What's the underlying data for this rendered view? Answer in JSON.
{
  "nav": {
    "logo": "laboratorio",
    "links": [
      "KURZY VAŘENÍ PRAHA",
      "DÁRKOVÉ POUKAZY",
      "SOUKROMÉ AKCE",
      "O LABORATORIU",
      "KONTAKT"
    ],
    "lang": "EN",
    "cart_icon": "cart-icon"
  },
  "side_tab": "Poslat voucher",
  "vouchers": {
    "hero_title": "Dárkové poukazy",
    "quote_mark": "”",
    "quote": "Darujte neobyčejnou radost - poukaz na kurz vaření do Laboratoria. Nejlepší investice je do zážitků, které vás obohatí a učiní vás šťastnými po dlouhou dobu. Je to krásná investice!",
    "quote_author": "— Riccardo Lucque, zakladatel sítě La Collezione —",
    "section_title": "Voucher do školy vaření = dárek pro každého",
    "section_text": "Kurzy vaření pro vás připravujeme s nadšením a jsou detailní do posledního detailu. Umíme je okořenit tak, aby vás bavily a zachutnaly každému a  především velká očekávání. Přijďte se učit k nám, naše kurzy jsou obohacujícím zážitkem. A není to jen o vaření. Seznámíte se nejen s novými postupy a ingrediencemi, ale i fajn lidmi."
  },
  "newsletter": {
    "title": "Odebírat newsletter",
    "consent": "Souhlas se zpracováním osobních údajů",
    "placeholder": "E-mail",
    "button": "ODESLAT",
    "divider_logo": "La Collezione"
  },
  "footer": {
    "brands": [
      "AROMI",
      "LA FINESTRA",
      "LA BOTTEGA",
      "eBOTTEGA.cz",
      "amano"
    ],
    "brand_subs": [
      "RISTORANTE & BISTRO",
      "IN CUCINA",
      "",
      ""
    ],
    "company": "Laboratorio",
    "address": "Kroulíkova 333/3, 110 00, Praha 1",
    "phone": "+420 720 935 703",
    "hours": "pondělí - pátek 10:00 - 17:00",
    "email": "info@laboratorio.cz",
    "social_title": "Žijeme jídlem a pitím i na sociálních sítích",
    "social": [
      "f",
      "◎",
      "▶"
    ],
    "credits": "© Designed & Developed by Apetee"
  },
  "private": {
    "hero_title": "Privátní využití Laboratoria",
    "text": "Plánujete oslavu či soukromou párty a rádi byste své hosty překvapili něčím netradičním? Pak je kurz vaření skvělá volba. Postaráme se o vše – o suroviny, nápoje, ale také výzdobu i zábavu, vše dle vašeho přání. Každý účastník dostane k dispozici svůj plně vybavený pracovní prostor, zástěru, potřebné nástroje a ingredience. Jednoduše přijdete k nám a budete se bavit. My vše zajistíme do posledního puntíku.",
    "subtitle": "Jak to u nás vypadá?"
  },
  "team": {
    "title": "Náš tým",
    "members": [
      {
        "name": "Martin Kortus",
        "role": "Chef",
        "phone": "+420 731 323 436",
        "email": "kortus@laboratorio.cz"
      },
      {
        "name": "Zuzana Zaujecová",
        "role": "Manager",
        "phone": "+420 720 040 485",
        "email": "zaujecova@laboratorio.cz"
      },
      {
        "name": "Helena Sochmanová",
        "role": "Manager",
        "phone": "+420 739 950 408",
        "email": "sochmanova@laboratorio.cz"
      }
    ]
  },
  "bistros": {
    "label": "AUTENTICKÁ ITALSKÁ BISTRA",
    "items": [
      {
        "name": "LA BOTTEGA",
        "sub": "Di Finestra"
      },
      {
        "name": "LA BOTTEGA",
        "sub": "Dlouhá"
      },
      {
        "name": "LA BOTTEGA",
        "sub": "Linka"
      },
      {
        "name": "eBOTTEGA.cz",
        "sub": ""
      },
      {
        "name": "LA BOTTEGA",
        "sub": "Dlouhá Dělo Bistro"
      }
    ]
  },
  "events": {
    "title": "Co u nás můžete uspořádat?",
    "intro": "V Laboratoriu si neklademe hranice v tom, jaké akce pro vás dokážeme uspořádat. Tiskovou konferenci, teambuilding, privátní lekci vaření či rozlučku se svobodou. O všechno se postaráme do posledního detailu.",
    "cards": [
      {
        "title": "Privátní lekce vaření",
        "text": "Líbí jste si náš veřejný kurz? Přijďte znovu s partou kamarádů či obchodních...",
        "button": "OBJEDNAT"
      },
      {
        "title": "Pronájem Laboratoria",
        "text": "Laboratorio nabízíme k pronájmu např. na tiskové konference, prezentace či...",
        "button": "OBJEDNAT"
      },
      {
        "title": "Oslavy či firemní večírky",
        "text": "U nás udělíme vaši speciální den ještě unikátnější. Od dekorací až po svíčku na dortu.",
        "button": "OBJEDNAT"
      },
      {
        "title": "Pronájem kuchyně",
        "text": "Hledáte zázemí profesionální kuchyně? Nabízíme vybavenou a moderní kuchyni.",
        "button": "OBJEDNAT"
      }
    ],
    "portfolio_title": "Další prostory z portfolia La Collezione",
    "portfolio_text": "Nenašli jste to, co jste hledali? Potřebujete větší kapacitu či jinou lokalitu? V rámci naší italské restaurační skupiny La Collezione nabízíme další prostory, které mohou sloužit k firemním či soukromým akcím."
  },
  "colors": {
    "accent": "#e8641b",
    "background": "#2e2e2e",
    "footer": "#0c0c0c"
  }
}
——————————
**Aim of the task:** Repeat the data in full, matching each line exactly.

**Solution for this task:**
What's the underlying data for this rendered view? Answer in JSON.
{
  "nav": {
    "logo": "laboratorio",
    "links": [
      "KURZY VAŘENÍ PRAHA",
      "DÁRKOVÉ POUKAZY",
      "SOUKROMÉ AKCE",
      "O LABORATORIU",
      "KONTAKT"
    ],
    "lang": "EN",
    "cart_icon": "cart-icon"
  },
  "side_tab": "Poslat voucher",
  "vouchers": {
    "hero_title": "Dárkové poukazy",
    "quote_mark": "”",
    "quote": "Darujte neobyčejnou radost - poukaz na kurz vaření do Laboratoria. Nejlepší investice je do zážitků, které vás obohatí a učiní vás šťastnými po dlouhou dobu. Je to krásná investice!",
    "quote_author": "— Riccardo Lucque, zakladatel sítě La Collezione —",
    "section_title": "Voucher do školy vaření = dárek pro každého",
    "section_text": "Kurzy vaření pro vás připravujeme s nadšením a jsou detailní do posledního detailu. Umíme je okořenit tak, aby vás bavily a zachutnaly každému a  především velká očekávání. Přijďte se učit k nám, naše kurzy jsou obohacujícím zážitkem. A není to jen o vaření. Seznámíte se nejen s novými postupy a ingrediencemi, ale i fajn lidmi."
  },
  "newsletter": {
    "title": "Odebírat newsletter",
    "consent": "Souhlas se zpracováním osobních údajů",
    "placeholder": "E-mail",
    "button": "ODESLAT",
    "divider_logo": "La Collezione"
  },
  "footer": {
    "brands": [
      "AROMI",
      "LA FINESTRA",
      "LA BOTTEGA",
      "eBOTTEGA.cz",
      "amano"
    ],
    "brand_subs": [
      "RISTORANTE & BISTRO",
      "IN CUCINA",
      "",
      ""
    ],
    "company": "Laboratorio",
    "address": "Kroulíkova 333/3, 110 00, Praha 1",
    "phone": "+420 720 935 703",
    "hours": "pondělí - pátek 10:00 - 17:00",
    "email": "info@laboratorio.cz",
    "social_title": "Žijeme jídlem a pitím i na sociálních sítích",
    "social": [
      "f",
      "◎",
      "▶"
    ],
    "credits": "© Designed & Developed by Apetee"
  },
  "private": {
    "hero_title": "Privátní využití Laboratoria",
    "text": "Plánujete oslavu či soukromou párty a rádi byste své hosty překvapili něčím netradičním? Pak je kurz vaření skvělá volba. Postaráme se o vše – o suroviny, nápoje, ale také výzdobu i zábavu, vše dle vašeho přání. Každý účastník dostane k dispozici svůj plně vybavený pracovní prostor, zástěru, potřebné nástroje a ingredience. Jednoduše přijdete k nám a budete se bavit. My vše zajistíme do posledního puntíku.",
    "subtitle": "Jak to u nás vypadá?"
  },
  "team": {
    "title": "Náš tým",
    "members": [
      {
        "name": "Martin Kortus",
        "role": "Chef",
        "phone": "+420 731 323 436",
        "email": "kortus@laboratorio.cz"
      },
      {
        "name": "Zuzana Zaujecová",
        "role": "Manager",
        "phone": "+420 720 040 485",
        "email": "zaujecova@laboratorio.cz"
      },
      {
        "name": "Helena Sochmanová",
        "role": "Manager",
        "phone": "+420 739 950 408",
        "email": "sochmanova@laboratorio.cz"
      }
    ]
  },
  "bistros": {
    "label": "AUTENTICKÁ ITALSKÁ BISTRA",
    "items": [
      {
        "name": "LA BOTTEGA",
        "sub": "Di Finestra"
      },
      {
        "name": "LA BOTTEGA",
        "sub": "Dlouhá"
      },
      {
        "name": "LA BOTTEGA",
        "sub": "Linka"
      },
      {
        "name": "eBOTTEGA.cz",
        "sub": ""
      },
      {
        "name": "LA BOTTEGA",
        "sub": "Dlouhá Dělo Bistro"
      }
    ]
  },
  "events": {
    "title": "Co u nás můžete uspořádat?",
    "intro": "V Laboratoriu si neklademe hranice v tom, jaké akce pro vás dokážeme uspořádat. Tiskovou konferenci, teambuilding, privátní lekci vaření či rozlučku se svobodou. O všechno se postaráme do posledního detailu.",
    "cards": [
      {
        "title": "Privátní lekce vaření",
        "text": "Líbí jste si náš veřejný kurz? Přijďte znovu s partou kamarádů či obchodních...",
        "button": "OBJEDNAT"
      },
      {
        "title": "Pronájem Laboratoria",
        "text": "Laboratorio nabízíme k pronájmu např. na tiskové konference, prezentace či...",
        "button": "OBJEDNAT"
      },
      {
        "title": "Oslavy či firemní večírky",
        "text": "U nás udělíme vaši speciální den ještě unikátnější. Od dekorací až po svíčku na dortu.",
        "button": "OBJEDNAT"
      },
      {
        "title": "Pronájem kuchyně",
        "text": "Hledáte zázemí profesionální kuchyně? Nabízíme vybavenou a moderní kuchyni.",
        "button": "OBJEDNAT"
      }
    ],
    "portfolio_title": "Další prostory z portfolia La Collezione",
    "portfolio_text": "Nenašli jste to, co jste hledali? Potřebujete větší kapacitu či jinou lokalitu? V rámci naší italské restaurační skupiny La Collezione nabízíme další prostory, které mohou sloužit k firemním či soukromým akcím."
  },
  "colors": {
    "accent": "#e8641b",
    "background": "#2e2e2e",
    "footer": "#0c0c0c"
  }
}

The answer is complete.